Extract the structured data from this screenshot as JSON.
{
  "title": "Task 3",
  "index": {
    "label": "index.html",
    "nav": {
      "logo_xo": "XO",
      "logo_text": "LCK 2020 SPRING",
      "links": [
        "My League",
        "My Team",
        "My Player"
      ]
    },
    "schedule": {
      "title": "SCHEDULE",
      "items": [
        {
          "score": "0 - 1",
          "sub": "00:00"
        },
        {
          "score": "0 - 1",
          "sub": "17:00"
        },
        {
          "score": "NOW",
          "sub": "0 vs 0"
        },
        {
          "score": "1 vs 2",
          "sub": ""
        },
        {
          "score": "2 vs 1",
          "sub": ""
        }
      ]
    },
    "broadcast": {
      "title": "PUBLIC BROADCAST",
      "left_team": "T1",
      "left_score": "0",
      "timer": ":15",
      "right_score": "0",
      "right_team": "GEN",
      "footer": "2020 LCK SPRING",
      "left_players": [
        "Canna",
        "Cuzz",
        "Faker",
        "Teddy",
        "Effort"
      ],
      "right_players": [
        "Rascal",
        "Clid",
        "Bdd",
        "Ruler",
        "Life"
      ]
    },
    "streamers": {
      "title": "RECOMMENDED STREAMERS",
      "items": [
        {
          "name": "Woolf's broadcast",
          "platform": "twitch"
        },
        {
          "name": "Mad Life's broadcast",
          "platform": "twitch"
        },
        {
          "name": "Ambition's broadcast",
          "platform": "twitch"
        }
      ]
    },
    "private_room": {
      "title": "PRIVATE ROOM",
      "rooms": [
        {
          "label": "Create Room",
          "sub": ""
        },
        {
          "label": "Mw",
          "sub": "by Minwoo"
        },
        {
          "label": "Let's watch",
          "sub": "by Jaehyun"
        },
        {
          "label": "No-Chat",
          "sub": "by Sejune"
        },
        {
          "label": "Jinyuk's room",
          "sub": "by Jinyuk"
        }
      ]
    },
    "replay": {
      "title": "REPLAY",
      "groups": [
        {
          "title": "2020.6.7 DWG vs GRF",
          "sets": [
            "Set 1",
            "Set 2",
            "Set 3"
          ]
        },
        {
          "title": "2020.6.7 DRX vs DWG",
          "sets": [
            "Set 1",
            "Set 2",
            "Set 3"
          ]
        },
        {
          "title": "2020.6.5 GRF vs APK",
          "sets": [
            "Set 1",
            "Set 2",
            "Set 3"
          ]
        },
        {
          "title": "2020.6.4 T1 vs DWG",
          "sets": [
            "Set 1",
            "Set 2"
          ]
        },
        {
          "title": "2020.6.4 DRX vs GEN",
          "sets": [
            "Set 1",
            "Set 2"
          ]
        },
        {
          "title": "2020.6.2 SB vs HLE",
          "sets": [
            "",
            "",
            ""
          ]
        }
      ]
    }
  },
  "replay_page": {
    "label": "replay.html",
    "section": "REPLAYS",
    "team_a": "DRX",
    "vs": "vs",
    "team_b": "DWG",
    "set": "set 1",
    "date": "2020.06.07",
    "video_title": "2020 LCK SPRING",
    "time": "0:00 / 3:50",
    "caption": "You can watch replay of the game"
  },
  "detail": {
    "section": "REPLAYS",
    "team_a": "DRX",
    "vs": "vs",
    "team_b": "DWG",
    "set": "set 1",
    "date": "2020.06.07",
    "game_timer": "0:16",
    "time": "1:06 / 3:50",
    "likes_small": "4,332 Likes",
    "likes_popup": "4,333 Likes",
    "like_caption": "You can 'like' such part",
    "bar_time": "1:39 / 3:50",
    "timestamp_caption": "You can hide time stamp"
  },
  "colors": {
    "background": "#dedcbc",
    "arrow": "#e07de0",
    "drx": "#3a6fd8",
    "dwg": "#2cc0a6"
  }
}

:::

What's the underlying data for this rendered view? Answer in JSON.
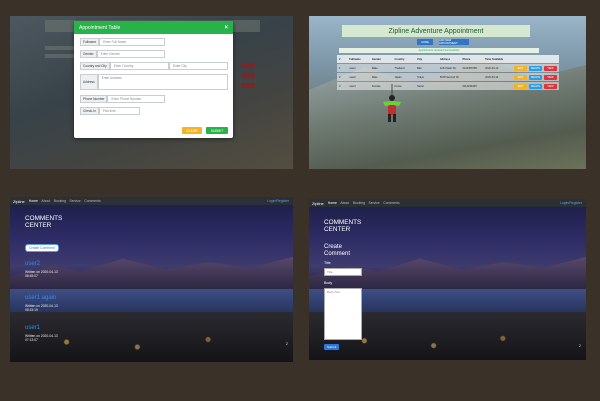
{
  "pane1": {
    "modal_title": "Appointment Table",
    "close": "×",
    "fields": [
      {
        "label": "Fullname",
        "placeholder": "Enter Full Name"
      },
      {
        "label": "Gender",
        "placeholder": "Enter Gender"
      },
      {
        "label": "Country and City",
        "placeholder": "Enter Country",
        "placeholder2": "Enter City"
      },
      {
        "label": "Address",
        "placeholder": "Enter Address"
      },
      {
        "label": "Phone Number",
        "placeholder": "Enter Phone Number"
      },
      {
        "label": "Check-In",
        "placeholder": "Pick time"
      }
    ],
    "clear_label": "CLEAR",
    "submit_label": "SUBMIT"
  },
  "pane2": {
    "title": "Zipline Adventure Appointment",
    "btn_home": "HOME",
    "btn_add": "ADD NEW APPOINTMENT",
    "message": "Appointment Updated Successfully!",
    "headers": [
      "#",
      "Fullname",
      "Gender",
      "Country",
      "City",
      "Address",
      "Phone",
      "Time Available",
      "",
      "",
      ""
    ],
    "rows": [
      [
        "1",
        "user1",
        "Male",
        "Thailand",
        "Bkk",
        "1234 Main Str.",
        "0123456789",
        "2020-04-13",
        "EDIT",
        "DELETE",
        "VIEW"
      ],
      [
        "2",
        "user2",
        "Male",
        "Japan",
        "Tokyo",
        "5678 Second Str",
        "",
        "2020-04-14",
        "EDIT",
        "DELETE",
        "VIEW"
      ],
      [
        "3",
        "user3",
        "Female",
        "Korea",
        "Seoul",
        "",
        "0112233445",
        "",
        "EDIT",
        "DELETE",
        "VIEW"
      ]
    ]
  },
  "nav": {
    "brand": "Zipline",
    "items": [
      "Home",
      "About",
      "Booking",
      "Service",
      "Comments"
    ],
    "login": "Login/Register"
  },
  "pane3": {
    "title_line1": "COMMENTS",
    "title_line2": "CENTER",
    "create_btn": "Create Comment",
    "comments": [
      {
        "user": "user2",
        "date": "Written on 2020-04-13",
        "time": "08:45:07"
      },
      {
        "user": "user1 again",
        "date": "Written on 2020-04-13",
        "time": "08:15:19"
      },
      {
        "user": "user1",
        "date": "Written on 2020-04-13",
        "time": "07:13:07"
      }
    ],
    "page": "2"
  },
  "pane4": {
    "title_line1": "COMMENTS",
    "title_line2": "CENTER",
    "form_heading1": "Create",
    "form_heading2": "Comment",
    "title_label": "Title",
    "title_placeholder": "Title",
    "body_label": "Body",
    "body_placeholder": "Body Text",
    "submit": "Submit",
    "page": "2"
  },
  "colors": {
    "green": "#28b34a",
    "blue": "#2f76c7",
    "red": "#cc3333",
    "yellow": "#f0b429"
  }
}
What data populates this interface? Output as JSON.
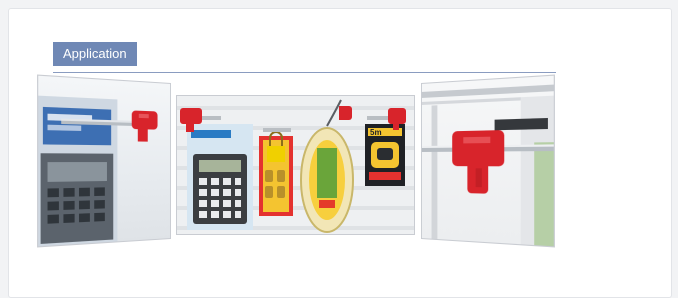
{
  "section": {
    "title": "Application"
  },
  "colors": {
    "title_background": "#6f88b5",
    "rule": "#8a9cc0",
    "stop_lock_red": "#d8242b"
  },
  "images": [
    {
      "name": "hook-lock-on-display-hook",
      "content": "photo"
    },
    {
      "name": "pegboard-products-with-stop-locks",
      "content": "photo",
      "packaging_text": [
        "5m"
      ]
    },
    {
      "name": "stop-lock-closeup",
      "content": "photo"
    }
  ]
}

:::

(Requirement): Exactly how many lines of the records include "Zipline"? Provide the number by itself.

(Reply to the task): 2